Q&A: UK's small-scale earthquakes
The UK, like the rest of northern Europe, is relatively quiet seismically. The majority of earthquakes occur at the boundaries of the major tectonic plates, where there is most movement. In Europe, this is to be found in the south. Nonetheless, small tremors will sometimes be felt far from the plate boundaries, such as in Britain.How big are British quakes?
The news media in the UK will often report quakes around a magnitude three of bigger. These are slight compared with the nine-plus magnitude quake that rocked Sumatra in 2004 and triggered the Boxing Day tsunami, or the magnitude 8.8 quake that struck Chile in February 2010.
The magnitude scales quoted by seismologists are not linear. Each step equates to a 30-fold increase in the release of energy - so magnitude nine is actually 800,000 times bigger than a magnitude five quake, for example.
Also, the numbers do not give any indication of the damage caused. This will depend on many things: the number and quality of buildings close by, the nature of the soils on which they are built, etc.
For this reason, people living on either side of the street can have very different experiences. When someone says: "But I felt nothing", it may be explained simply by the construction used on their house.How often do such tremors occur in the UK?
There are 200-300 quakes in Britain every year. Most are so small that no-one notices them. Historical data suggests that earthquakes of about magnitude 3.5 are likely to occur in the UK around once every year.
The largest recorded earthquake experienced in the UK occurred in 1931 and measured 6.1. The epicentre was Dogger Bank in the North Sea, and so the quake had little impact on the mainland.What causes the earthquakes in the UK?
The largest earthquakes in the world occur close to plate margins, areas of the Earth's upper layers that are being rammed together or pulled apart. Tremendous energy is released when these rocks break or grind past each other.
The UK lies well away from the world's tectonic hotspots, but these processes still play a role in the country's relatively small tremors.
Many of the quakes in the UK are clustered around an enormous block of rock known as the Midlands Microcraton. This is an ancient, Precambrian (older than 590 million years) feature that runs up through Birmingham towards the Potteries.
It is composed of harder rocks than those either side of it. Although the details are not well understood, it seems likely that, in response to tectonic pressures originating in the Atlantic (where the surface of the Earth is being pulled apart), those softer rocks on either side are disturbed.
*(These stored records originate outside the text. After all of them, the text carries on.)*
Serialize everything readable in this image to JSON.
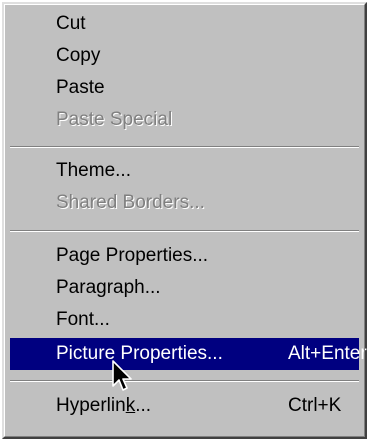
{
  "menu": {
    "items": [
      {
        "label": "Cut",
        "shortcut": "",
        "disabled": false
      },
      {
        "label": "Copy",
        "shortcut": "",
        "disabled": false
      },
      {
        "label": "Paste",
        "shortcut": "",
        "disabled": false
      },
      {
        "label": "Paste Special",
        "shortcut": "",
        "disabled": true
      },
      {
        "label": "Theme...",
        "shortcut": "",
        "disabled": false
      },
      {
        "label": "Shared Borders...",
        "shortcut": "",
        "disabled": true
      },
      {
        "label": "Page Properties...",
        "shortcut": "",
        "disabled": false
      },
      {
        "label": "Paragraph...",
        "shortcut": "",
        "disabled": false
      },
      {
        "label": "Font...",
        "shortcut": "",
        "disabled": false
      },
      {
        "label": "Picture Properties...",
        "shortcut": "Alt+Enter",
        "disabled": false,
        "highlighted": true
      },
      {
        "label_before": "Hyperlin",
        "label_underlined": "k",
        "label_after": "...",
        "shortcut": "Ctrl+K",
        "disabled": false
      }
    ]
  },
  "colors": {
    "menu_background": "#c0c0c0",
    "highlight_background": "#000080",
    "highlight_text": "#ffffff",
    "disabled_text": "#808080"
  },
  "cursor": {
    "icon": "arrow-cursor-icon"
  }
}
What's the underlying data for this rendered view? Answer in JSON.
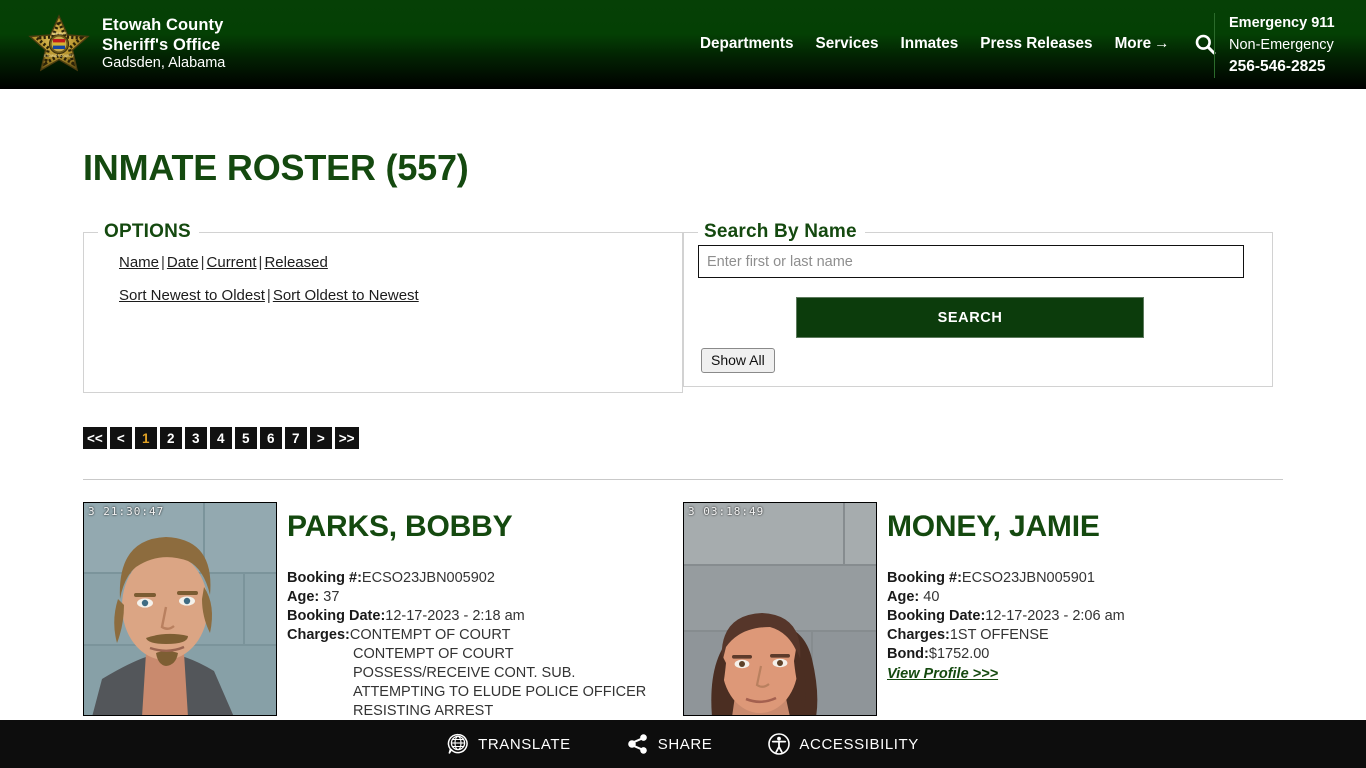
{
  "header": {
    "brand": {
      "line1": "Etowah County",
      "line2": "Sheriff's Office",
      "line3": "Gadsden, Alabama",
      "badge_icon": "sheriff-star-badge"
    },
    "nav": [
      {
        "label": "Departments"
      },
      {
        "label": "Services"
      },
      {
        "label": "Inmates"
      },
      {
        "label": "Press Releases"
      },
      {
        "label": "More",
        "arrow": "→"
      }
    ],
    "search_icon": "search-icon",
    "emergency": {
      "line1": "Emergency 911",
      "line2": "Non-Emergency",
      "line3": "256-546-2825"
    },
    "colors": {
      "green_top": "#064006",
      "black_bottom": "#000000"
    }
  },
  "page": {
    "title": "INMATE ROSTER (557)",
    "title_color": "#14490f"
  },
  "options": {
    "legend": "OPTIONS",
    "row1": [
      {
        "label": "Name"
      },
      {
        "label": "Date"
      },
      {
        "label": "Current"
      },
      {
        "label": "Released"
      }
    ],
    "row2": [
      {
        "label": "Sort Newest to Oldest"
      },
      {
        "label": "Sort Oldest to Newest"
      }
    ],
    "separator": "|"
  },
  "search": {
    "legend": "Search By Name",
    "placeholder": "Enter first or last name",
    "value": "",
    "button_label": "SEARCH",
    "show_all_label": "Show All",
    "button_color": "#0c3c0c"
  },
  "pagination": {
    "items": [
      "<<",
      "<",
      "1",
      "2",
      "3",
      "4",
      "5",
      "6",
      "7",
      ">",
      ">>"
    ],
    "active": "1",
    "active_color": "#e0a124",
    "background": "#111111"
  },
  "results": [
    {
      "name": "PARKS, BOBBY",
      "mug_timestamp": "3  21:30:47",
      "labels": {
        "booking": "Booking #:",
        "age": "Age:",
        "booking_date": "Booking Date:",
        "charges": "Charges:",
        "bond": "Bond:"
      },
      "booking_number": "ECSO23JBN005902",
      "age": "37",
      "booking_date": "12-17-2023 - 2:18 am",
      "charges": [
        "CONTEMPT OF COURT",
        "CONTEMPT OF COURT",
        "POSSESS/RECEIVE CONT. SUB.",
        "ATTEMPTING TO ELUDE POLICE OFFICER",
        "RESISTING ARREST"
      ],
      "bond": null,
      "profile_link": null
    },
    {
      "name": "MONEY, JAMIE",
      "mug_timestamp": "3  03:18:49",
      "labels": {
        "booking": "Booking #:",
        "age": "Age:",
        "booking_date": "Booking Date:",
        "charges": "Charges:",
        "bond": "Bond:"
      },
      "booking_number": "ECSO23JBN005901",
      "age": "40",
      "booking_date": "12-17-2023 - 2:06 am",
      "charges": [
        "1ST OFFENSE"
      ],
      "bond": "$1752.00",
      "profile_link": "View Profile >>>"
    }
  ],
  "bottom_bar": [
    {
      "label": "TRANSLATE",
      "icon": "globe-translate-icon"
    },
    {
      "label": "SHARE",
      "icon": "share-icon"
    },
    {
      "label": "ACCESSIBILITY",
      "icon": "accessibility-icon"
    }
  ]
}
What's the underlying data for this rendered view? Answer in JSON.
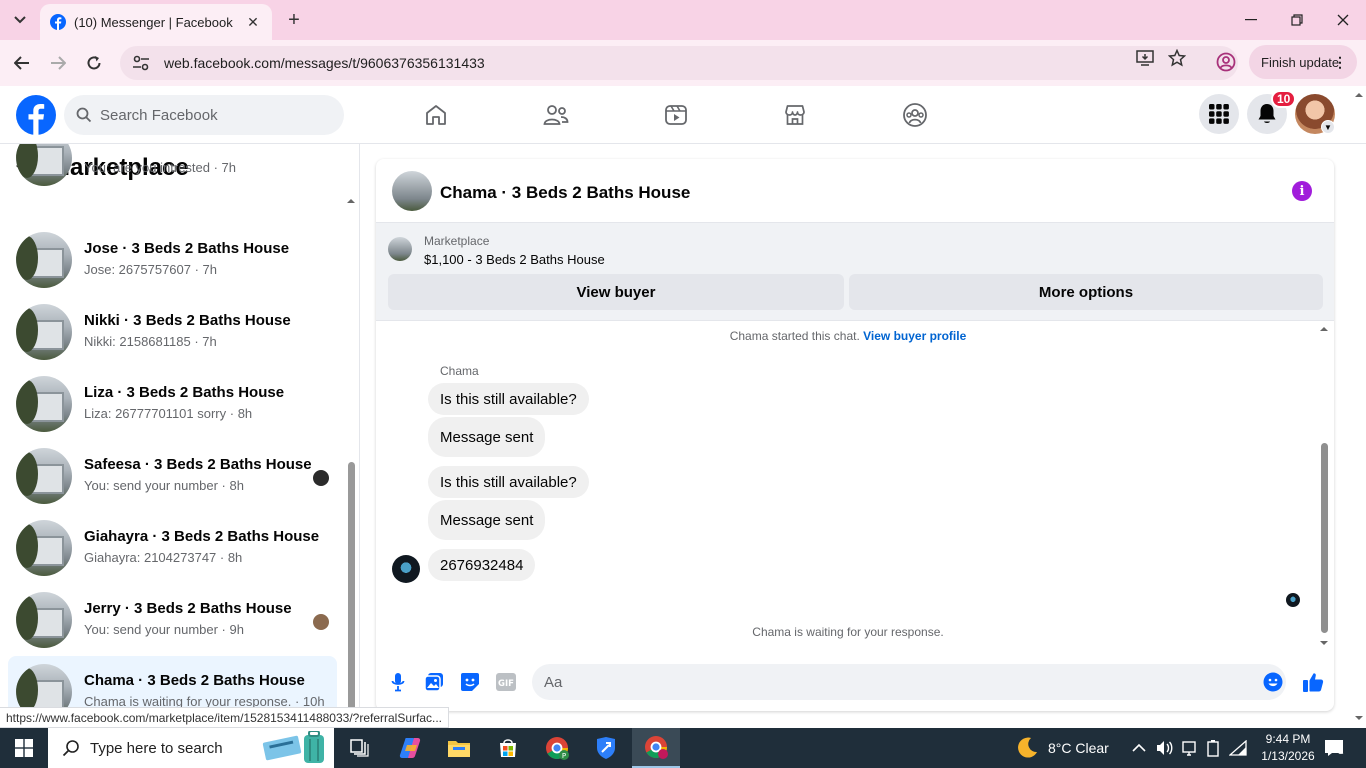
{
  "browser": {
    "tab_title": "(10) Messenger | Facebook",
    "url": "web.facebook.com/messages/t/9606376356131433",
    "finish_update": "Finish update"
  },
  "fb_header": {
    "search_placeholder": "Search Facebook",
    "notification_count": "10"
  },
  "left_panel": {
    "title": "Marketplace",
    "conversations": [
      {
        "name": "",
        "sub": "You: are you intrested · 7h"
      },
      {
        "name": "Jose · 3 Beds 2 Baths House",
        "sub": "Jose: 2675757607 · 7h"
      },
      {
        "name": "Nikki · 3 Beds 2 Baths House",
        "sub": "Nikki: 2158681185 · 7h"
      },
      {
        "name": "Liza · 3 Beds 2 Baths House",
        "sub": "Liza: 26777701101 sorry · 8h"
      },
      {
        "name": "Safeesa · 3 Beds 2 Baths House",
        "sub": "You: send your number · 8h"
      },
      {
        "name": "Giahayra · 3 Beds 2 Baths House",
        "sub": "Giahayra: 2104273747 · 8h"
      },
      {
        "name": "Jerry · 3 Beds 2 Baths House",
        "sub": "You: send your number · 9h"
      },
      {
        "name": "Chama · 3 Beds 2 Baths House",
        "sub": "Chama is waiting for your response. · 10h"
      }
    ]
  },
  "status_url": "https://www.facebook.com/marketplace/item/1528153411488033/?referralSurfac...",
  "chat": {
    "title": "Chama · 3 Beds 2 Baths House",
    "marketplace_label": "Marketplace",
    "listing": "$1,100 - 3 Beds 2 Baths House",
    "view_buyer": "View buyer",
    "more_options": "More options",
    "started_text": "Chama started this chat.",
    "view_buyer_profile": "View buyer profile",
    "sender_name": "Chama",
    "messages": [
      "Is this still available?",
      "Message sent",
      "Is this still available?",
      "Message sent",
      "2676932484"
    ],
    "waiting_text": "Chama is waiting for your response.",
    "composer_placeholder": "Aa"
  },
  "taskbar": {
    "search_placeholder": "Type here to search",
    "weather": "8°C  Clear",
    "time": "9:44 PM",
    "date": "1/13/2026",
    "notif_count": "1"
  },
  "colors": {
    "fb_blue": "#0866ff",
    "accent_purple": "#a11ddb",
    "tab_bar": "#f8d3e6"
  }
}
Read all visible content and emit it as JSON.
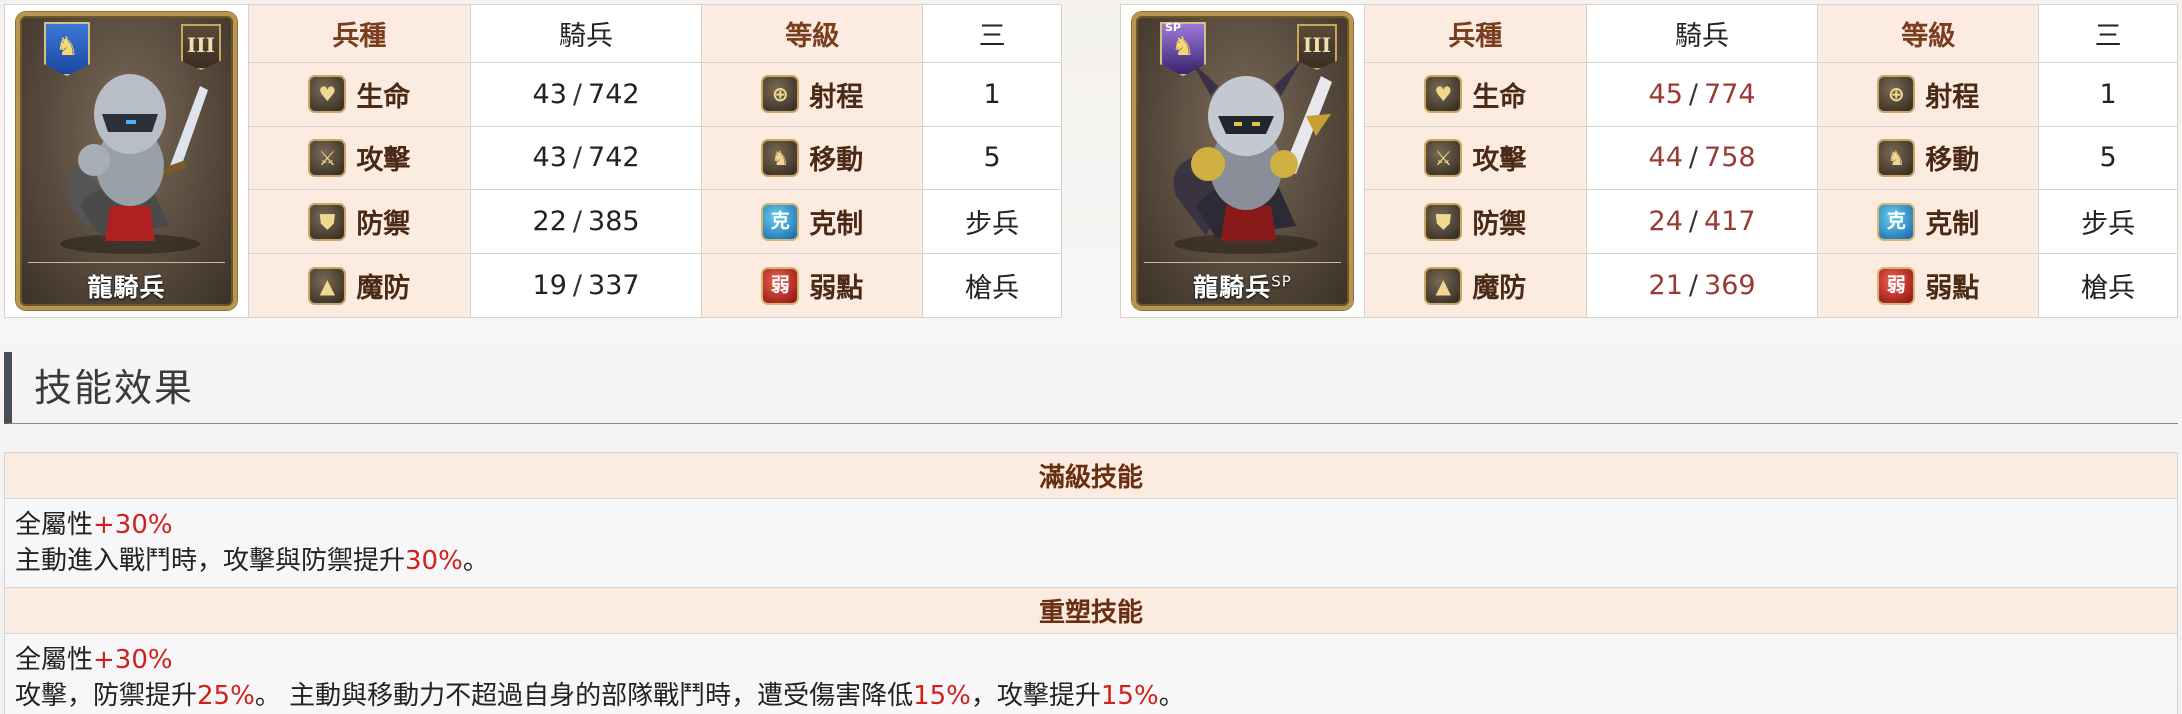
{
  "units": [
    {
      "name": "龍騎兵",
      "sp": "",
      "badge_icon": "horse-head-icon",
      "rank_numeral": "III",
      "type_header": "兵種",
      "type_value": "騎兵",
      "level_header": "等級",
      "level_value": "三",
      "stats_left": [
        {
          "label": "生命",
          "icon": "heart-icon",
          "base": "43",
          "max": "742"
        },
        {
          "label": "攻擊",
          "icon": "sword-icon",
          "base": "43",
          "max": "742"
        },
        {
          "label": "防禦",
          "icon": "shield-icon",
          "base": "22",
          "max": "385"
        },
        {
          "label": "魔防",
          "icon": "magic-defense-icon",
          "base": "19",
          "max": "337"
        }
      ],
      "stats_right": [
        {
          "label": "射程",
          "icon": "crosshair-icon",
          "value": "1"
        },
        {
          "label": "移動",
          "icon": "horse-move-icon",
          "value": "5"
        },
        {
          "label": "克制",
          "icon": "counter-icon",
          "glyph": "克",
          "value": "步兵"
        },
        {
          "label": "弱點",
          "icon": "weakness-icon",
          "glyph": "弱",
          "value": "槍兵"
        }
      ]
    },
    {
      "name": "龍騎兵",
      "sp": "SP",
      "badge_icon": "dark-horse-sp-icon",
      "rank_numeral": "III",
      "type_header": "兵種",
      "type_value": "騎兵",
      "level_header": "等級",
      "level_value": "三",
      "stats_left": [
        {
          "label": "生命",
          "icon": "heart-icon",
          "base": "45",
          "max": "774"
        },
        {
          "label": "攻擊",
          "icon": "sword-icon",
          "base": "44",
          "max": "758"
        },
        {
          "label": "防禦",
          "icon": "shield-icon",
          "base": "24",
          "max": "417"
        },
        {
          "label": "魔防",
          "icon": "magic-defense-icon",
          "base": "21",
          "max": "369"
        }
      ],
      "stats_right": [
        {
          "label": "射程",
          "icon": "crosshair-icon",
          "value": "1"
        },
        {
          "label": "移動",
          "icon": "horse-move-icon",
          "value": "5"
        },
        {
          "label": "克制",
          "icon": "counter-icon",
          "glyph": "克",
          "value": "步兵"
        },
        {
          "label": "弱點",
          "icon": "weakness-icon",
          "glyph": "弱",
          "value": "槍兵"
        }
      ]
    }
  ],
  "section": {
    "title": "技能效果"
  },
  "skills": [
    {
      "header": "滿級技能",
      "lines": [
        [
          {
            "t": "全屬性"
          },
          {
            "t": "+30%",
            "hl": true
          }
        ],
        [
          {
            "t": "主動進入戰鬥時，攻擊與防禦提升"
          },
          {
            "t": "30%",
            "hl": true
          },
          {
            "t": "。"
          }
        ]
      ]
    },
    {
      "header": "重塑技能",
      "lines": [
        [
          {
            "t": "全屬性"
          },
          {
            "t": "+30%",
            "hl": true
          }
        ],
        [
          {
            "t": "攻擊，防禦提升"
          },
          {
            "t": "25%",
            "hl": true
          },
          {
            "t": "。 主動與移動力不超過自身的部隊戰鬥時，遭受傷害降低"
          },
          {
            "t": "15%",
            "hl": true
          },
          {
            "t": "，攻擊提升"
          },
          {
            "t": "15%",
            "hl": true
          },
          {
            "t": "。"
          }
        ]
      ]
    }
  ],
  "colors": {
    "highlight": "#d0201a",
    "header_bg": "#fcebe0",
    "sp_stat": "#9b3a33"
  }
}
There are a number of active faults that line the Midlands Microcraton, and many of the tremors experienced on the western side of the English Midlands, up to the Pennines, are a result of rocks jostling in this area.
Britain also feels the effects of earthquakes in the North Sea. Here, the crust is much thinner and it is also marked by large numbers of faults.
The earth beneath our feet is never completely static. The crust is constantly on the move. For example, much of the UK is still rebounding after the melting of the great mass of ice that covered the country thousands of years ago.
And even on a daily basis, the crust will move up and down by many millimetres as the tides roll around the island nation.
If they are so small, why do scientists in the UK bother studying them?
The British Geological Survey is always keen to hear from anyone who experiences a quake. It is useful to know how strong the shaking is at different distances, measured in terms of the effects that people notice - rattling windows, falling ornaments and so on.
Knowing the distance at which strong effects might occur in an earthquake is important for safety planning. Engineers at nuclear power stations, for example, need to understand how their plant may be affected by tremors.